Element’s founding partner, Dan Gensemer and Element’s IAQ staff have over twenty years’ experience working with health care facility managers including hazardous material investigations, IEQ evaluations and management plans and developing abatement strategies for any renovation projects that have the potential to impact indoor air quality. Bob Pfromm, Element’s Certified Industrial Hygienist (CIH) is on call to address any IEQ issues as they arise. Whether it’s suspect mold, odors, volatile organic compounds (VOCs), airborne particulate monitoring, or ventilation issues such as inadequate fresh air, Bob is there to conduct the investigative work, evaluate the findings, and develop a solution to control or eliminate the problem. As a CIH, he understands the importance of maintaining appropriate environmental conditions such as providing sterile environments in compliance with International Standards Organization (ISO) for critical operations such as in the pharmaceutical preparation areas, the operating rooms or the NICU. Element has evaluated multiple areas of health care facilities to determine where potential contaminants were affecting the sterility of critical areas or if they were meeting the standards. Element also assists in the implementation of programs to meet and exceed ISO standards.

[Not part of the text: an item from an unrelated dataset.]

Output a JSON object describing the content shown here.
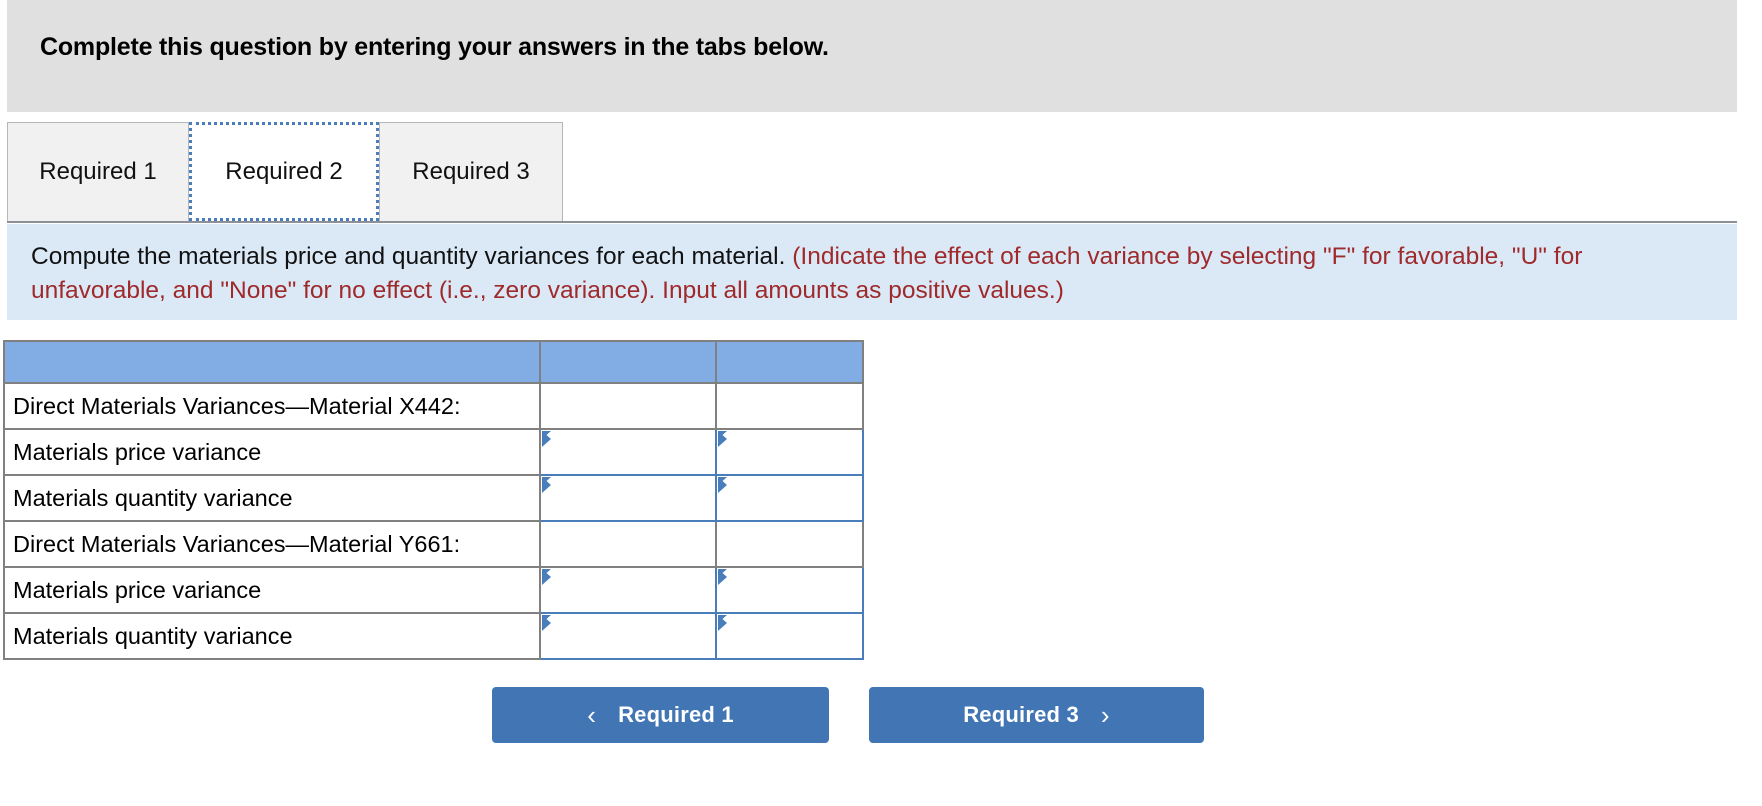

Older health care facilities, such as many of those found in the Delaware Valley Region, were built in the early 1900s. They were commonly constructed with building materials that contained asbestos (primarily as various forms of insulation or in floor coverings) or lead (primarily in paint). These suspect materials must be managed correctly and very carefully as they may be disturbed by construction, maintenance, and renovation activities that are a continuous part of a constantly evolving and modernizing entity like most health care systems. To assist in this process, Element evaluates areas before the start of projects to determine any existing hazards and what precautions are necessary. Element then oversees their implementation. When construction, maintenance and renovation activities are completed, Element is there to ensure that the area was properly cleaned after hazardous materials, such as asbestos were damaged and removed during those processes.
A distinguished health care center will make every effort to protect the health of its patients, visitors, and staff. Element is honored to work closely with our health care clients to protect the health of our community by providing IEQ/IAQ solutions.